"We have really thrown down the gauntlet on climate change to tackle the thorny issues of how we can best get out the message about companies' genuine green achievements without over-claiming," said Ian Twinn, the ISBA public affairs director who heads the organization's sustainability working group.
The Marketing Society is looking to focus on the most effective way to communicate green credentials. The idea is to find two or three simple marketing terms that can be standardized in an attempt to establish guidelines before the government finalizes its own rulings.
Meanwhile, Coca-Cola Co. has unveiled what it claims is the world's biggest recycled artwork: a 50-meter installation made entirely out of recycled aluminum cans, arranged to re-create a classic 1949 Coca-Cola poster of a woman in a swimsuit relaxing in the sun.

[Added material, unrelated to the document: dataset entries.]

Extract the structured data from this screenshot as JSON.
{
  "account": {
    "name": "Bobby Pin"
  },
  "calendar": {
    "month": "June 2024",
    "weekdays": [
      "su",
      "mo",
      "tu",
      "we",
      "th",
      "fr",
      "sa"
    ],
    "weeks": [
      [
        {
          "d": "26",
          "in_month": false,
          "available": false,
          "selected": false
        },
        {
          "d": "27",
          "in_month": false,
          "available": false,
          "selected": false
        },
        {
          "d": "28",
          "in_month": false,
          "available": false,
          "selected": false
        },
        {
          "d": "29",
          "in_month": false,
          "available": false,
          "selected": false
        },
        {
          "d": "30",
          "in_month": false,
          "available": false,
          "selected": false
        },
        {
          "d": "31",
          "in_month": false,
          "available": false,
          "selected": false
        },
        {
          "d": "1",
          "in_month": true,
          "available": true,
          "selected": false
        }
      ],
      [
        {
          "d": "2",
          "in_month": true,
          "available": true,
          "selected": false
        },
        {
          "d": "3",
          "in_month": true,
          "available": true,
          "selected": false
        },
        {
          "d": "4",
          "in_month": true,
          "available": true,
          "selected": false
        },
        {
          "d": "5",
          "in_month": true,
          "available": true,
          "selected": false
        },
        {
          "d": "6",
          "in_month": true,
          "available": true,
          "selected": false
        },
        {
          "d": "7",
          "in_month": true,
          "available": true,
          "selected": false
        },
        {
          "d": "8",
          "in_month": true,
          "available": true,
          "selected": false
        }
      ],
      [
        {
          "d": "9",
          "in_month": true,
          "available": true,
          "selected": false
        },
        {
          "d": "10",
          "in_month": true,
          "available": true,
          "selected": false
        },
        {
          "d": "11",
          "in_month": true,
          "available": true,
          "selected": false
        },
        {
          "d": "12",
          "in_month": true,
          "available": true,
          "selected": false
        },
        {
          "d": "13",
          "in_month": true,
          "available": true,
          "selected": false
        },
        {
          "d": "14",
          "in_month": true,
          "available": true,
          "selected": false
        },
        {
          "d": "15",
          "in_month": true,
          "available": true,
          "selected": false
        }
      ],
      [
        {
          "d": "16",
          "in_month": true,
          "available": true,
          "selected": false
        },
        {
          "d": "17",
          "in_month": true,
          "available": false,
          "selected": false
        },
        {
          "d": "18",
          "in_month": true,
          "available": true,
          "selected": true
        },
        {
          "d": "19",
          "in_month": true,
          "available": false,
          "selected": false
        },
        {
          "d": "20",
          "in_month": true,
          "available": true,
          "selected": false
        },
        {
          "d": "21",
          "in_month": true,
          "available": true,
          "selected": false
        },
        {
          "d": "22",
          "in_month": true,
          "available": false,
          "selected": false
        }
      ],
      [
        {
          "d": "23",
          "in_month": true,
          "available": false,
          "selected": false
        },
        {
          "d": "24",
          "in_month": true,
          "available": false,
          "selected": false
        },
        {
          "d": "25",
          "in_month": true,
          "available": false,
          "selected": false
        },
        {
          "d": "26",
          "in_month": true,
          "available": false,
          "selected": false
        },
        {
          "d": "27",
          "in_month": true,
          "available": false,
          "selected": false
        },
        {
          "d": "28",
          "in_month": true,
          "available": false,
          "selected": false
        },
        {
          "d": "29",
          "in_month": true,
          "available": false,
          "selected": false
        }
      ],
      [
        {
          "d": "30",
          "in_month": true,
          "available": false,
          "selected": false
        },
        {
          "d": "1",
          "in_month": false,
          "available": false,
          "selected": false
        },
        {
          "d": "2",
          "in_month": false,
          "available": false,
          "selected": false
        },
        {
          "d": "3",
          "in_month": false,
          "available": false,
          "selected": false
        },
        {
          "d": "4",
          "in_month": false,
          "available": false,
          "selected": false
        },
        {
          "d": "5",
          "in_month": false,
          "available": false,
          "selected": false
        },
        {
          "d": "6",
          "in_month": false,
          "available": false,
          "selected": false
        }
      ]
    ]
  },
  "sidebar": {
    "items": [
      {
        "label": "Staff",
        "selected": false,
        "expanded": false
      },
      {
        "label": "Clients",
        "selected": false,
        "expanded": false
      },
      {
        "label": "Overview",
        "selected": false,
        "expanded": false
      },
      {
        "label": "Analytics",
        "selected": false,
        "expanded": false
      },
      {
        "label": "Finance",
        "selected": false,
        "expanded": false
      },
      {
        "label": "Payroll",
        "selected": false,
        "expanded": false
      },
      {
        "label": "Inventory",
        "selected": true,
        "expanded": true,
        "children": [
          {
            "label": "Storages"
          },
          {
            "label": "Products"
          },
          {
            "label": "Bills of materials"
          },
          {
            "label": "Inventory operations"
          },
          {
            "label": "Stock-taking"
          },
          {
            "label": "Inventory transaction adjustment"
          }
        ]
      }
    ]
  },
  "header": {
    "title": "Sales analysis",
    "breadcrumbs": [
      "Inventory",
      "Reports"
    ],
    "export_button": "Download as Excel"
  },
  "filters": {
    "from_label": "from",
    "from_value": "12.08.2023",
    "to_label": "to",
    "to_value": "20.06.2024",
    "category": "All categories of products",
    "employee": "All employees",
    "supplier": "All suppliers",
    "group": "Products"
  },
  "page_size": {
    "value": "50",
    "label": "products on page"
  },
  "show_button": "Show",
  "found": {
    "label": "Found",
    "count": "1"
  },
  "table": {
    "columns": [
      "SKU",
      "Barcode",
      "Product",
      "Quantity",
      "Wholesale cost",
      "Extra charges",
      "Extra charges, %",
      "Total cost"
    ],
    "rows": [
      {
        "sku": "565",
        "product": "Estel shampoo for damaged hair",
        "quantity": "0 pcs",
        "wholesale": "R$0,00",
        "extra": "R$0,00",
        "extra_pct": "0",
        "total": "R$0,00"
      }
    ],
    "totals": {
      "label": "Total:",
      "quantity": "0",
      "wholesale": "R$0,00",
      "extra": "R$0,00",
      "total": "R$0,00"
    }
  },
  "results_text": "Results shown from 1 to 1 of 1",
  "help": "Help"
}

The artwork, called "Precious Metal," can be seen on the cliffs on the south coast of England. Coca-Cola is currently installing recycling zones around the U.K. to make it easier for consumers to recycle their cans and bottles.
And Marks & Spencer, the country's biggest clothing retailer, is trumpeting its ethical credentials with a new campaign, "Doing the Right Thing." The national ad push introduces an eight-point "manifesto," setting out the retailer's commitment to the highest ethical credentials. It ends with the line, "Above all, doing the right thing is doing it today, because our planet can't wait until tomorrow."
The RKCR/Y&R ads also remind us, "Helping the planet can't be put on hold when times are tough." Another execution boasts -- next to a picture of a model in a green dress -- "For some retailers, green went out of fashion as quickly as it came in."
Other messages from M&S, which celebrates its 125th anniversary this year, include, "We don't sell poor quality meat. It comes at too high a price" and "Fair-trade cotton. Look good on the outside, feel good on the inside."
Said Steve Sharp, executive director-marketing, Marks & Spencer: " 'Doing the Right Thing' is a no-nonsense, user-friendly expression of why we do what we do. We are already in a leading position when it comes to environmental and ethical issues, which we know customers care about increasingly."
It's not only marketers that are acting on concern for the planet. A former advertising executive has set up The International Exchange, through which communications professionals use their marketing expertise to help important causes in the developing world. Ed Richards, who worked for Leo Burnett Co., spent a month in Brazil developing a campaign to improve the lives of street garbage pickers in the city of Recife by getting people to recycle.
WPP, Leo Burnett, Wieden & Kennedy, DDB, BBDO, JWT, Ogilvy and Mindshare are among TIE's partners. Other projects completed so far include work on an AIDS campaign, the rights of indigenous people and children's rights.